What a bad testimony for the Church! Yes, this “conversation” is always an important moment of discipleship, although a bit cumbersome. (And as you mentioned, it`s of great value when women are able to mentor women in this area.) 6. You`d never be caught off guard if you teamed up with other Christians in a city-wide multi-church venture (like Dare 2 Share Live) because some of the participating churches might be those “liberals” who allow guitars in church and let their worship leaders get tattooed. This is a funny little article on a pretty serious topic. Rules-obsessed churches stifle the joy of Jesus in our souls by promoting legalism disguised as holiness. But instead of getting the full devotion to Christ they want, they instead get the outer indulgence and inner misery. God`s grace produces a joyful obedience that springs from gratitude to God and not from a man-made list. For more information, see my article How to Recognize a Legalist. In the meantime, take advantage of my (mostly) ironic article on legalistic churches.

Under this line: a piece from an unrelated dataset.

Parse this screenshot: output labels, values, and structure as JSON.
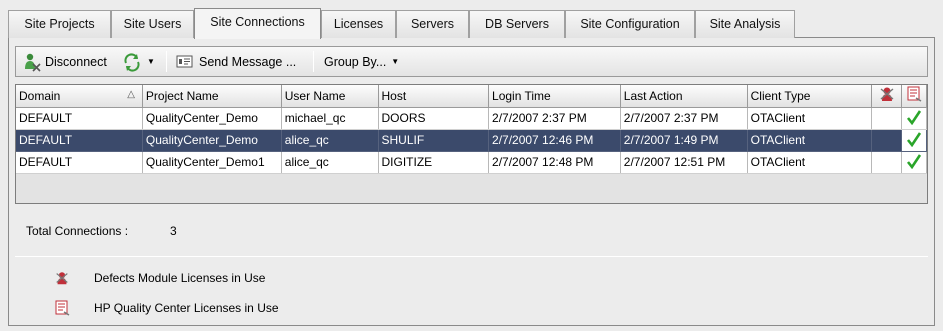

Through constant vigilance and momentary dependence on the Holy Spirit, we want to protect our own hearts from the temptation of the flesh that legalism can trigger in us (Colossians 2:20-3:5). But with all this, I love the cooperating community known as the Southern Baptist Churches. It forms one of the largest Christian groups in America. It confirms several teachings that are close to my heart (error, vicarious atonement, etc.). It is one of the best for responding to public disasters (hurricane relief, tornado response, etc.). It is one of the largest missionary sending organizations in America. There is a lot to love. There are many things to keep even a “bad Southern Baptist” like me close and part of what is happening. I may not be doing much in the direction of a broader “confessional life,” but I certainly like having like-minded churches in general to call for prayer or prayer. Men and women who serve incidentally for the work of the kingdom. Do you see where I come from? Many people today say, “Be careful.

You cannot establish a rule that goes beyond the scriptures. This is legalism. Nevertheless, we often HAVE to establish rules based solely on biblical principles.